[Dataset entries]
· · · ·

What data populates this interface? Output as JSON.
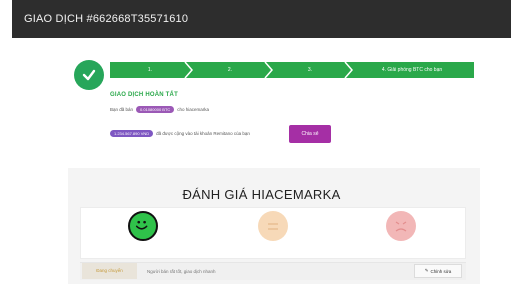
{
  "header": {
    "title": "GIAO DỊCH #662668T35571610"
  },
  "steps": [
    "1.",
    "2.",
    "3.",
    "4. Giải phóng BTC cho bạn"
  ],
  "status": {
    "title": "GIAO DỊCH HOÀN TẤT",
    "line1_prefix": "Bạn đã bán",
    "amount_pill": "0.01080000 BTC",
    "line1_suffix": "cho hiacemarka",
    "ref_pill": "1.234.567.890 VND",
    "line2_text": "đã được cộng vào tài khoản Remitano của bạn",
    "share_button": "Chia sẻ"
  },
  "rating": {
    "title": "ĐÁNH GIÁ HIACEMARKA",
    "faces": [
      "happy-face-icon",
      "neutral-face-icon",
      "sad-face-icon"
    ],
    "tab_label": "Đang chuyển",
    "comment_placeholder": "Người bán rất tốt, giao dịch nhanh",
    "edit_button": "Chỉnh sửa"
  },
  "colors": {
    "header_bg": "#2d2d2d",
    "success": "#2aa84a",
    "accent_purple": "#a52fa5",
    "pill_purple": "#9b59b6"
  }
}
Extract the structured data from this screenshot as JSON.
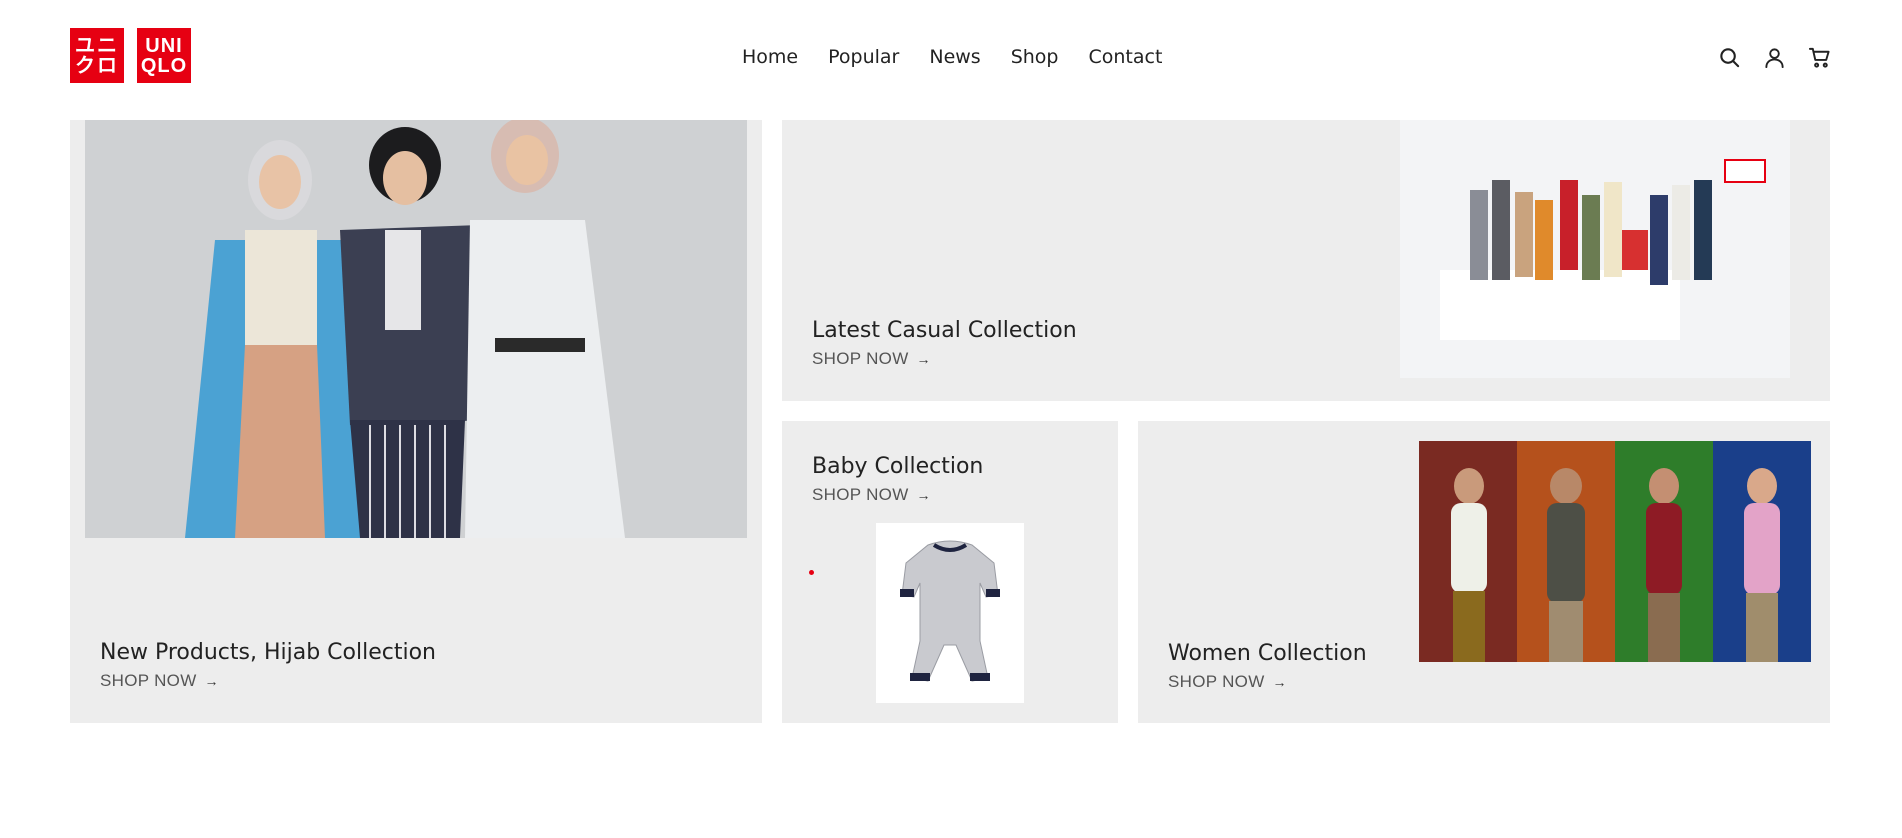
{
  "brand": {
    "logo_katakana_top": "ユニ",
    "logo_katakana_bottom": "クロ",
    "logo_latin_top": "UNI",
    "logo_latin_bottom": "QLO",
    "color": "#e60012"
  },
  "nav": {
    "items": [
      "Home",
      "Popular",
      "News",
      "Shop",
      "Contact"
    ]
  },
  "header_icons": [
    "search-icon",
    "user-icon",
    "cart-icon"
  ],
  "tiles": {
    "hijab": {
      "title": "New Products, Hijab Collection",
      "cta": "SHOP NOW"
    },
    "casual": {
      "title": "Latest Casual Collection",
      "cta": "SHOP NOW"
    },
    "baby": {
      "title": "Baby Collection",
      "cta": "SHOP NOW"
    },
    "women": {
      "title": "Women Collection",
      "cta": "SHOP NOW"
    }
  },
  "arrow_glyph": "→"
}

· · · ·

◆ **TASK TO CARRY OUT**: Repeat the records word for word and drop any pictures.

◆ **WRITTEN ANSWER**:
What data populates this interface? Output as JSON.
{
  "header": {
    "title": "GIAO DỊCH #662668T35571610"
  },
  "steps": [
    "1.",
    "2.",
    "3.",
    "4. Giải phóng BTC cho bạn"
  ],
  "status": {
    "title": "GIAO DỊCH HOÀN TẤT",
    "line1_prefix": "Bạn đã bán",
    "amount_pill": "0.01080000 BTC",
    "line1_suffix": "cho hiacemarka",
    "ref_pill": "1.234.567.890 VND",
    "line2_text": "đã được cộng vào tài khoản Remitano của bạn",
    "share_button": "Chia sẻ"
  },
  "rating": {
    "title": "ĐÁNH GIÁ HIACEMARKA",
    "faces": [
      "happy-face-icon",
      "neutral-face-icon",
      "sad-face-icon"
    ],
    "tab_label": "Đang chuyển",
    "comment_placeholder": "Người bán rất tốt, giao dịch nhanh",
    "edit_button": "Chỉnh sửa"
  },
  "colors": {
    "header_bg": "#2d2d2d",
    "success": "#2aa84a",
    "accent_purple": "#a52fa5",
    "pill_purple": "#9b59b6"
  }
}
Extract the structured data from this screenshot as JSON.
{
  "brand": {
    "logo_katakana_top": "ユニ",
    "logo_katakana_bottom": "クロ",
    "logo_latin_top": "UNI",
    "logo_latin_bottom": "QLO",
    "color": "#e60012"
  },
  "nav": {
    "items": [
      "Home",
      "Popular",
      "News",
      "Shop",
      "Contact"
    ]
  },
  "header_icons": [
    "search-icon",
    "user-icon",
    "cart-icon"
  ],
  "tiles": {
    "hijab": {
      "title": "New Products, Hijab Collection",
      "cta": "SHOP NOW"
    },
    "casual": {
      "title": "Latest Casual Collection",
      "cta": "SHOP NOW"
    },
    "baby": {
      "title": "Baby Collection",
      "cta": "SHOP NOW"
    },
    "women": {
      "title": "Women Collection",
      "cta": "SHOP NOW"
    }
  },
  "arrow_glyph": "→"
}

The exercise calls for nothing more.